> **Task item**: Restate the data below word for word, and let no image into your version.

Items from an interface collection
::::

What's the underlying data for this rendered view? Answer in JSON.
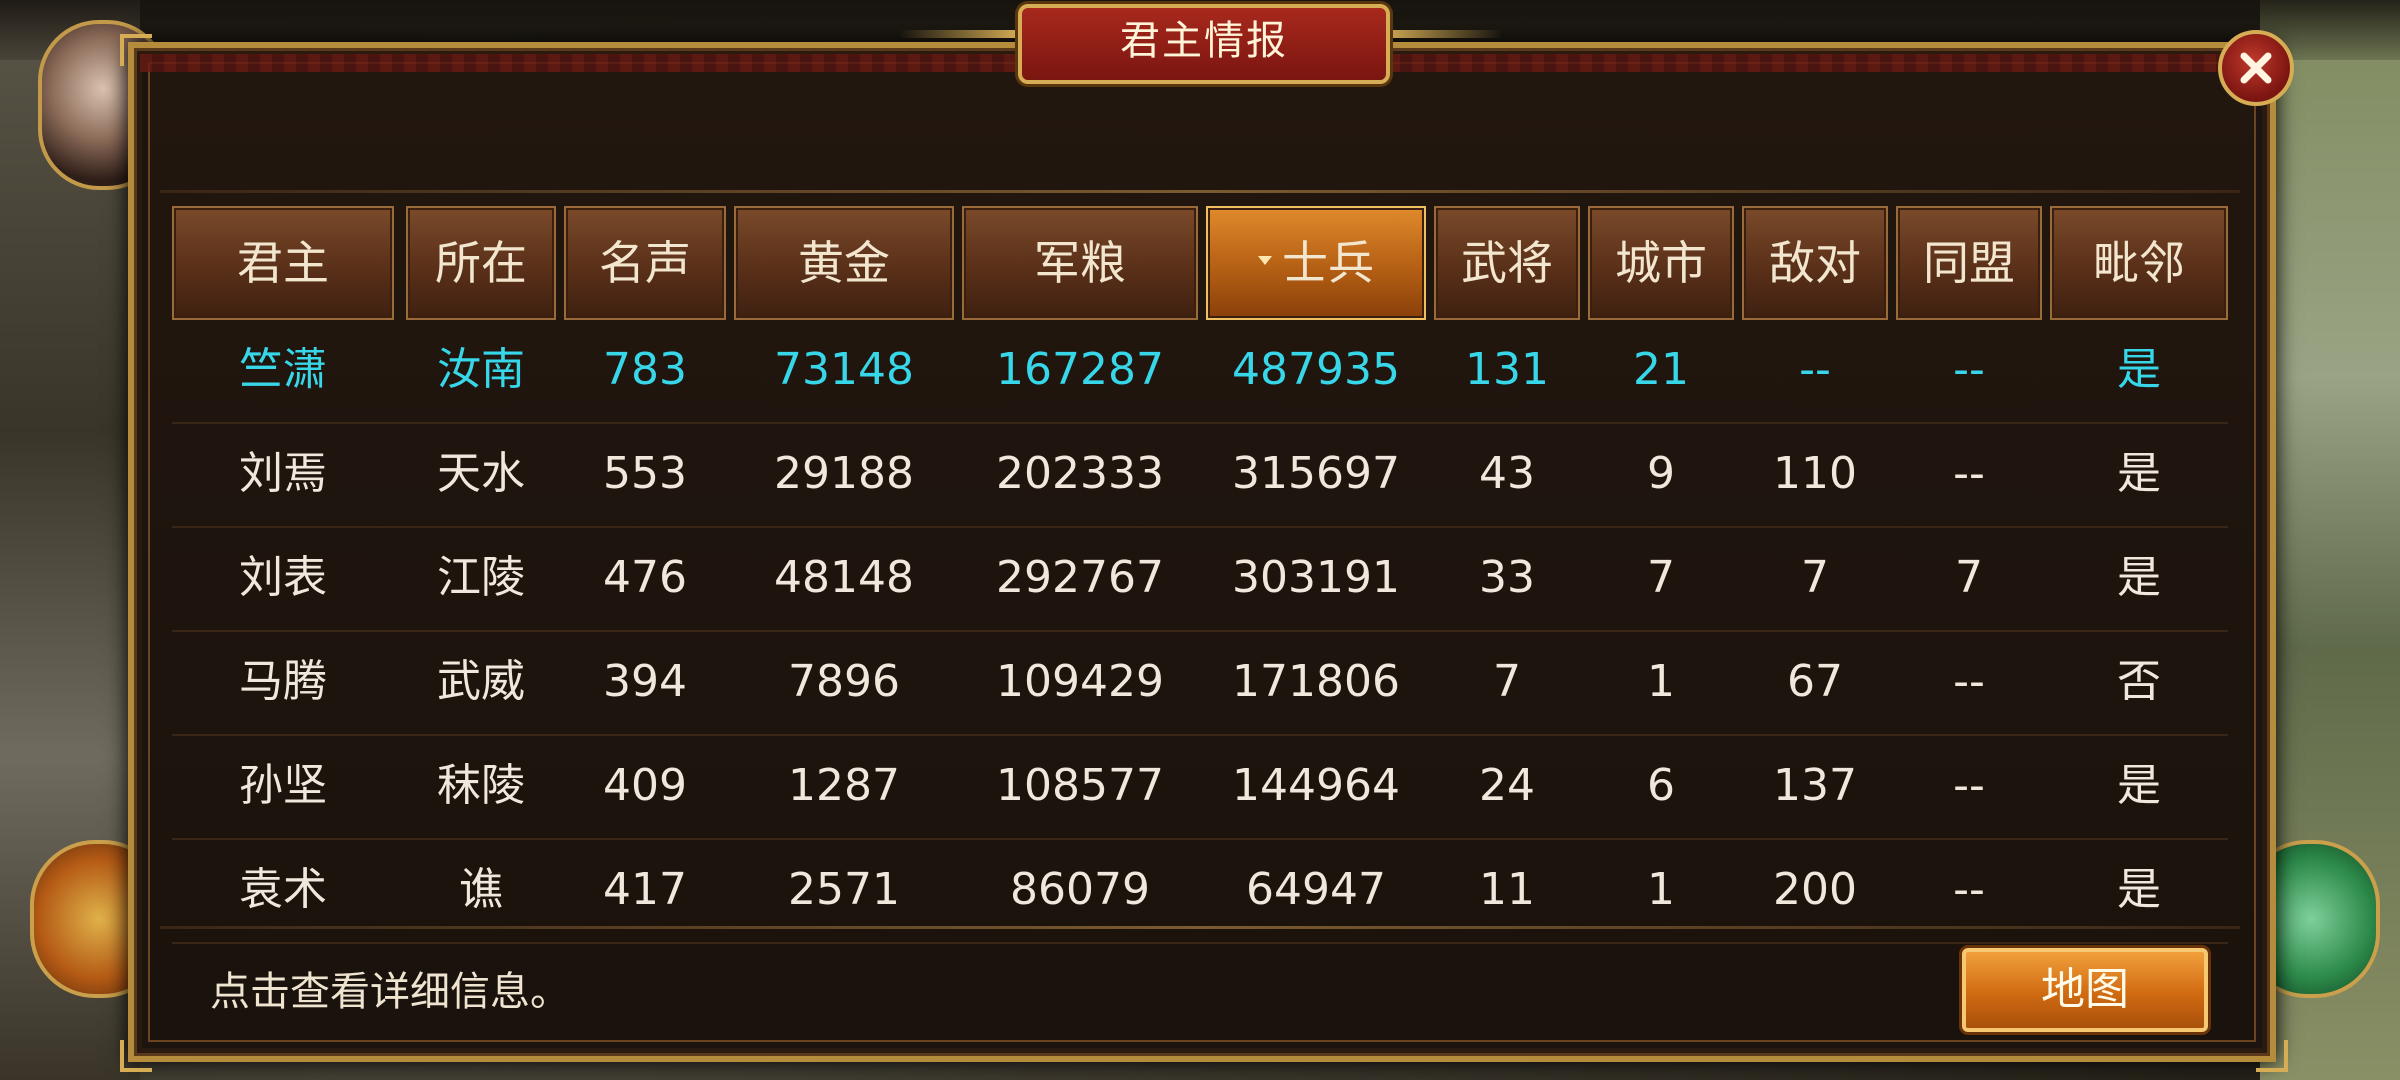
{
  "dialog": {
    "title": "君主情报",
    "hint": "点击查看详细信息。",
    "map_button_label": "地图"
  },
  "table": {
    "columns": [
      "君主",
      "所在",
      "名声",
      "黄金",
      "军粮",
      "士兵",
      "武将",
      "城市",
      "敌对",
      "同盟",
      "毗邻"
    ],
    "sorted_column": "士兵",
    "rows": [
      {
        "c0": "竺潇",
        "c1": "汝南",
        "c2": "783",
        "c3": "73148",
        "c4": "167287",
        "c5": "487935",
        "c6": "131",
        "c7": "21",
        "c8": "--",
        "c9": "--",
        "c10": "是"
      },
      {
        "c0": "刘焉",
        "c1": "天水",
        "c2": "553",
        "c3": "29188",
        "c4": "202333",
        "c5": "315697",
        "c6": "43",
        "c7": "9",
        "c8": "110",
        "c9": "--",
        "c10": "是"
      },
      {
        "c0": "刘表",
        "c1": "江陵",
        "c2": "476",
        "c3": "48148",
        "c4": "292767",
        "c5": "303191",
        "c6": "33",
        "c7": "7",
        "c8": "7",
        "c9": "7",
        "c10": "是"
      },
      {
        "c0": "马腾",
        "c1": "武威",
        "c2": "394",
        "c3": "7896",
        "c4": "109429",
        "c5": "171806",
        "c6": "7",
        "c7": "1",
        "c8": "67",
        "c9": "--",
        "c10": "否"
      },
      {
        "c0": "孙坚",
        "c1": "秣陵",
        "c2": "409",
        "c3": "1287",
        "c4": "108577",
        "c5": "144964",
        "c6": "24",
        "c7": "6",
        "c8": "137",
        "c9": "--",
        "c10": "是"
      },
      {
        "c0": "袁术",
        "c1": "谯",
        "c2": "417",
        "c3": "2571",
        "c4": "86079",
        "c5": "64947",
        "c6": "11",
        "c7": "1",
        "c8": "200",
        "c9": "--",
        "c10": "是"
      }
    ]
  },
  "colors": {
    "highlight_row": "#37d6e8",
    "active_header": "#d07a1c",
    "panel_border": "#b48c3c"
  },
  "icons": {
    "close": "close-icon",
    "sort": "sort-desc-icon"
  }
}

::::

> **Answer space**:
What's the underlying data for this rendered view? Answer in JSON.
{
  "dialog": {
    "title": "君主情报",
    "hint": "点击查看详细信息。",
    "map_button_label": "地图"
  },
  "table": {
    "columns": [
      "君主",
      "所在",
      "名声",
      "黄金",
      "军粮",
      "士兵",
      "武将",
      "城市",
      "敌对",
      "同盟",
      "毗邻"
    ],
    "sorted_column": "士兵",
    "rows": [
      {
        "c0": "竺潇",
        "c1": "汝南",
        "c2": "783",
        "c3": "73148",
        "c4": "167287",
        "c5": "487935",
        "c6": "131",
        "c7": "21",
        "c8": "--",
        "c9": "--",
        "c10": "是"
      },
      {
        "c0": "刘焉",
        "c1": "天水",
        "c2": "553",
        "c3": "29188",
        "c4": "202333",
        "c5": "315697",
        "c6": "43",
        "c7": "9",
        "c8": "110",
        "c9": "--",
        "c10": "是"
      },
      {
        "c0": "刘表",
        "c1": "江陵",
        "c2": "476",
        "c3": "48148",
        "c4": "292767",
        "c5": "303191",
        "c6": "33",
        "c7": "7",
        "c8": "7",
        "c9": "7",
        "c10": "是"
      },
      {
        "c0": "马腾",
        "c1": "武威",
        "c2": "394",
        "c3": "7896",
        "c4": "109429",
        "c5": "171806",
        "c6": "7",
        "c7": "1",
        "c8": "67",
        "c9": "--",
        "c10": "否"
      },
      {
        "c0": "孙坚",
        "c1": "秣陵",
        "c2": "409",
        "c3": "1287",
        "c4": "108577",
        "c5": "144964",
        "c6": "24",
        "c7": "6",
        "c8": "137",
        "c9": "--",
        "c10": "是"
      },
      {
        "c0": "袁术",
        "c1": "谯",
        "c2": "417",
        "c3": "2571",
        "c4": "86079",
        "c5": "64947",
        "c6": "11",
        "c7": "1",
        "c8": "200",
        "c9": "--",
        "c10": "是"
      }
    ]
  },
  "colors": {
    "highlight_row": "#37d6e8",
    "active_header": "#d07a1c",
    "panel_border": "#b48c3c"
  },
  "icons": {
    "close": "close-icon",
    "sort": "sort-desc-icon"
  }
}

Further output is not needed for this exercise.